Peace of mind, on the other hand, for the believing Christian is the absence of conflict between his own mind and finally the mind of God. My mind is at peace when I know what God knows, insofar as a creature can participate in the ocean of divine wisdom. My mind is at peace when I assent, because I want to do whatever God has revealed. Not because I understand what these mean or can understand the mysteries of revelation, but because I trust in God’s authority and submit my intellect to His. In a word, I have peace of mind when I have the truth; when my thoughts agree with God’s thoughts, and my judgments correspond to His. Peace of mind, then, is the experience of the truth. It is the result of truth. It is the fruit of truth. I shall have only as much peace of mind as I am in possession of the truth, especially of that truth which God has revealed and bids us to believe.

We return to the subject of our closing reflection, “Peace of Mind in the Modern World.”

Anyone who knows the modern world has no illusions. If there is one thing which modern man desperately needs, it is peace of soul. This peace of soul is available only to those who have sinned indeed, but they believe that God became man precisely to be what He called Himself, the Prince of Peace. They believe that the Incarnate God established the Church for just this reason: to provide repentant sinners with the assurance that they are once more in the divine friendship, because they have humbly confessed their sins and received absolution in the sacrament of peace.

There are two short quotations from the late Archbishop Fulton Sheen that deserve to be quoted here. “Psychoanalysis,” he says, “is the probing of mind by mind; confession is the communion of conscience and God.” And again, “There are many souls stretched out on a psychoanalytic couch today who would be far better off if they brought their conscience to the confessional box.” Of course, this presumes that a person believes that Jesus Christ instituted the sacrament of confession in order to forgive us our sins and restore that peace of soul for which there is no substitute this side of eternity.

I would like to share a precious quotation from Robert Hugh Benson (1871-1914), the youngest son of Edward W. Benson, Archbishop of Canterbury. He entered the Catholic Church in 1903, and a year later was ordained to the priesthood in Rome. In the decade between his conversion to Catholicism and his early death, he published some of the most quotable books in English literature. In context, he is speaking of a converted sinner whom he calls “the ransomed soul.” Says Benson:

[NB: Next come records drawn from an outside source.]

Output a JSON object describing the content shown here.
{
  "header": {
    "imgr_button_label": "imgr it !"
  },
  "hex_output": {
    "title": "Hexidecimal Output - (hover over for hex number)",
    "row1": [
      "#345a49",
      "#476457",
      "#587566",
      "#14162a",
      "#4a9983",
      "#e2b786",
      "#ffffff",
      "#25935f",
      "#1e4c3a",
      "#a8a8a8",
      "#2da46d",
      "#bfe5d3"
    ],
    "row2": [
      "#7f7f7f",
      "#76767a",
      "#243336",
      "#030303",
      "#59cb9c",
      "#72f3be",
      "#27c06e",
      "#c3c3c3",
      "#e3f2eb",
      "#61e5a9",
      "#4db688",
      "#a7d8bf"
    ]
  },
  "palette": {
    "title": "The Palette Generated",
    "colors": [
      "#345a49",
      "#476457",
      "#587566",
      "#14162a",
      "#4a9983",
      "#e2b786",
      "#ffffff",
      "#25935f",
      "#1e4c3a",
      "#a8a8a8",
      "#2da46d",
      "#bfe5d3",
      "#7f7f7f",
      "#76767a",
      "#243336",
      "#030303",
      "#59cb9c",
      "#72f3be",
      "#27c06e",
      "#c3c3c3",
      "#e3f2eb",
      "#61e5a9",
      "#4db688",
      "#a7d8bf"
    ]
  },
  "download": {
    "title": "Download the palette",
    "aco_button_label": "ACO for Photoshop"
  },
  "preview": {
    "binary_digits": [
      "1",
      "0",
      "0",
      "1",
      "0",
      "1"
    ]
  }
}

Picture the peace of the ransomed soul, that knows itself safe in the arms of God; that rejoices, even in this world, in the light of His face and the ecstasy of His embrace; that dwells by waters of comfort, and lies down in the green pastures of the heavenly love; while, round this little island of salvation in an ocean of terror, the thunders of wrath sound only as the distant surge on a far-off reef (By What Authority).

This peace of soul is promised to us repentant sinners who believe that Christ gave the Church He founded the power to restore our friendship to an offended God.


Lord Jesus, we thank You for founding the Catholic Church to which we belong. Through the Church, You tell us today what You told the sinners of Your day, “Go in peace, your sins are forgiven.”

How can we best show our gratitude for this mercy? We can do this by serving You with heroic generosity. The more deeply we have sinned, the more deeply we will spend ourselves in loving You, who died on Calvary to restore us sinners to your love. Amen.

Copyright © 1997 by Inter Mirifica

search tips advanced search

What's New    Site Index

Home | Directory | Eucharist | Divine Training | Testimonials | Visit Chapel | Hardon Archives

Adorers Society | PEA Manual | Essentials of Faith | Dictionary | Thesaurus | Catalog | Newsletters

Real Presence Eucharistic Education and Adoration Association
718 Liberty Lane
Lombard, IL 60148
Phone: 815-254-4420
Contact Us

Copyright © 2000 by
All rights reserved worldwide.
No part of this publication may be reproduced, stored in a retrieval
system, or transmitted, in any form or by any means, electronic,
mechanical, photocopying, recording or otherwise, without the prior
written permission of